Phase Two Flooring Facelift Completed At RMC

The sound of workers chipping away at the 40-year-old floor tiles at Culbertson’s Roosevelt Medical Center is music to everyone’s ears. The project, three years in the making, is finally entering its next phase.
Phase-two of the new flooring project includes replacing 23,000 square feet of tiles, following up on 3,500 square feet installed two years ago in the lobby, sun room and dining area. The tiles are original and date back to the 1970s.
The floor is being replaced by Grove’s Flooring and Furniture, of Plentywood, following their submission of the lowest bid for the job late last year.

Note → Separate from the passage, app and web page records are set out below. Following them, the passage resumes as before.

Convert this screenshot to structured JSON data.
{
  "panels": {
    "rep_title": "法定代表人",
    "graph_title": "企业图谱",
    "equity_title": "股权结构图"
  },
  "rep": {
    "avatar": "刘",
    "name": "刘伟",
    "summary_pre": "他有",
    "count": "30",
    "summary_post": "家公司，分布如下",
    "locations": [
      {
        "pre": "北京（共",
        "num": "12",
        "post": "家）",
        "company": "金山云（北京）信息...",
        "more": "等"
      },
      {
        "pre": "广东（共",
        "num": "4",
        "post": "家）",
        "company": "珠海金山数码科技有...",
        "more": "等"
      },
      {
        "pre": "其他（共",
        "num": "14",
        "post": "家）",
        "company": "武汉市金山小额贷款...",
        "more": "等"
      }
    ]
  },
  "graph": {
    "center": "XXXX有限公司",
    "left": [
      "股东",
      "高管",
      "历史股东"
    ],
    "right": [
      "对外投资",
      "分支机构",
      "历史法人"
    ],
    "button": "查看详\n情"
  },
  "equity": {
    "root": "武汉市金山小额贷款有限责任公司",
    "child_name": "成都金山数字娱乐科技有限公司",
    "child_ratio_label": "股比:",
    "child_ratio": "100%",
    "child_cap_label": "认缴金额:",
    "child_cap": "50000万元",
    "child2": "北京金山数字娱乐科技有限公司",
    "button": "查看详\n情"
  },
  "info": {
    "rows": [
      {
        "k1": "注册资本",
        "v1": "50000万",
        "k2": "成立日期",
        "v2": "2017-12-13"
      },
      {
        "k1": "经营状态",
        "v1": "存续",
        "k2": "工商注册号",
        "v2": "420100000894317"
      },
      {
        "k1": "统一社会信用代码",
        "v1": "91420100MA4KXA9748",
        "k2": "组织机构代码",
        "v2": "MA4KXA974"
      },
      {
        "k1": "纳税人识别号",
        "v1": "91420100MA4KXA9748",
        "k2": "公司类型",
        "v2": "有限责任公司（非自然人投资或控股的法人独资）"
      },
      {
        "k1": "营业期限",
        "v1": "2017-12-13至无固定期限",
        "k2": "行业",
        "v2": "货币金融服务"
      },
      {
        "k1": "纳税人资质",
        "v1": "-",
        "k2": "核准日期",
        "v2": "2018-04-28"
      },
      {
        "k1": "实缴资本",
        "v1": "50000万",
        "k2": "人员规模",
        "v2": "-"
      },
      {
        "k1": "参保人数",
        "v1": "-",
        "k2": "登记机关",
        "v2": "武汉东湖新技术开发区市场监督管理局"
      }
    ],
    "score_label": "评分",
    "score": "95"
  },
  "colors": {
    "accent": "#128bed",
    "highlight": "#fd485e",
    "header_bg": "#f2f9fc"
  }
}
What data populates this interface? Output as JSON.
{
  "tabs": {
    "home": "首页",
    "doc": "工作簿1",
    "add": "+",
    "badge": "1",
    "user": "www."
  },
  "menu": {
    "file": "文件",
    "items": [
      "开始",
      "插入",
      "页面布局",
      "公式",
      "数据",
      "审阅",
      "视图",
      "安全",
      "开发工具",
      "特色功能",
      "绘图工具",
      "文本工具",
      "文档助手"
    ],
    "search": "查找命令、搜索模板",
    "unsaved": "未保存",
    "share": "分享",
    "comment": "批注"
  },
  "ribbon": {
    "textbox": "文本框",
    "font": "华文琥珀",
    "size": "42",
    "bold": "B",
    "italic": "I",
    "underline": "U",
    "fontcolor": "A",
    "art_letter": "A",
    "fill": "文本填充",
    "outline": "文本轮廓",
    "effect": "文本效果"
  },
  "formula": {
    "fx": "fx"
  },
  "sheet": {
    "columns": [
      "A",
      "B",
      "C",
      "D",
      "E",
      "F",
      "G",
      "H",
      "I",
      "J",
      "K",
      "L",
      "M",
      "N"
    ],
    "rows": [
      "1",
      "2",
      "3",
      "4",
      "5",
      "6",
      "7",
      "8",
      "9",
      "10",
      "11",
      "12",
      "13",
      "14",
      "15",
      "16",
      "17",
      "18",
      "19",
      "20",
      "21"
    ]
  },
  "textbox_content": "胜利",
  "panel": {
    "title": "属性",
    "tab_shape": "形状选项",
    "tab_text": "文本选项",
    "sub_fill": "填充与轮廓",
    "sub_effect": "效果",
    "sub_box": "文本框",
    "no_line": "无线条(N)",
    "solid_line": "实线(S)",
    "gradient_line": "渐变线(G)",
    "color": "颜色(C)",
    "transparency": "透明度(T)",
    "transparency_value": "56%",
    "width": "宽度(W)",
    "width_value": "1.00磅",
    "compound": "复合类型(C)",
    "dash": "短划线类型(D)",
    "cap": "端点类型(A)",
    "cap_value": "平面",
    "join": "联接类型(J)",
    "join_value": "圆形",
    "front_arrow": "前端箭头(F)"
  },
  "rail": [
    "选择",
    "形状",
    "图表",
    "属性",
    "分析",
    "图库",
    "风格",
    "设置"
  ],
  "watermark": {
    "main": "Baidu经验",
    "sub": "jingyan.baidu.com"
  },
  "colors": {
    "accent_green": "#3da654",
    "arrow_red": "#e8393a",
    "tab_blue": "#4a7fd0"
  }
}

“When you have a facility operating 24 hours a day with staff that is home to 23 residents and has to be antiseptically clean at all times,” said Jeff Haus, maintenance supervisor for RMC. “It presents challenges for construction and improvement projects. It’s an inconvenience for everyone. But, today’s pain will be tomorrow’s gain. New flooring is going to transform the look of our facility and make it much nicer for our patients and residents. That makes a little inconvenience worth it.”
The three-week installation process is beginning in the east hall and will flow down into the nurses station area. Workers will then complete the west hall and north hall following a concrete moisture test in areas where the flooring is not above the basement.
The downstairs clinic area and resident rooms will be the final part of the installation project and will take longer than the hallways to complete. Cast iron sewer pipes will also need to be assessed for age damage and possible replacement to ensure the floor doesn’t have to be pulled up later to deal with any pipe issues.
Patrons will notice the flooring color is darker than the flooring put down during first phase of the project. It was selected because it contains a stronger industrial-grade ceramic for longer lasting durability. This enhanced material was not available during phase one.
The project took 2½ years of fundraising efforts by the Roosevelt Memorial Healthcare Foundation and will have cost over $130,000 once completed.
“When the board first designated the project as a priority it seemed daunting to raise enough money to complete it,” said Jaimee Green, foundation director. “But our community members are resoundingly generous. We are very fortunate and appreciative of them and their support.”
This past summer, the foundation received an anonymous $50,000 donation designated for the project, giving them enough funds to move forward with purchasing all of the flooring at once. Part of the reason the foundation did not purchase the flooring following Fall Fest 2017 and 2018 fundraising efforts was to ensure they could buy all of the flooring at once and get a better bulk purchase rate. It also ensured all of the flooring would match instead of buying portions and hoping the flooring design selected would not be discontinued before more funding was available.
Once the project is complete, a community open house will take place. “One of the most rewarding parts of my job,” said Green, “is presenting donors with the opportunity to physically see the difference they helped make possible. It is emotional, gratifying and inspiring.”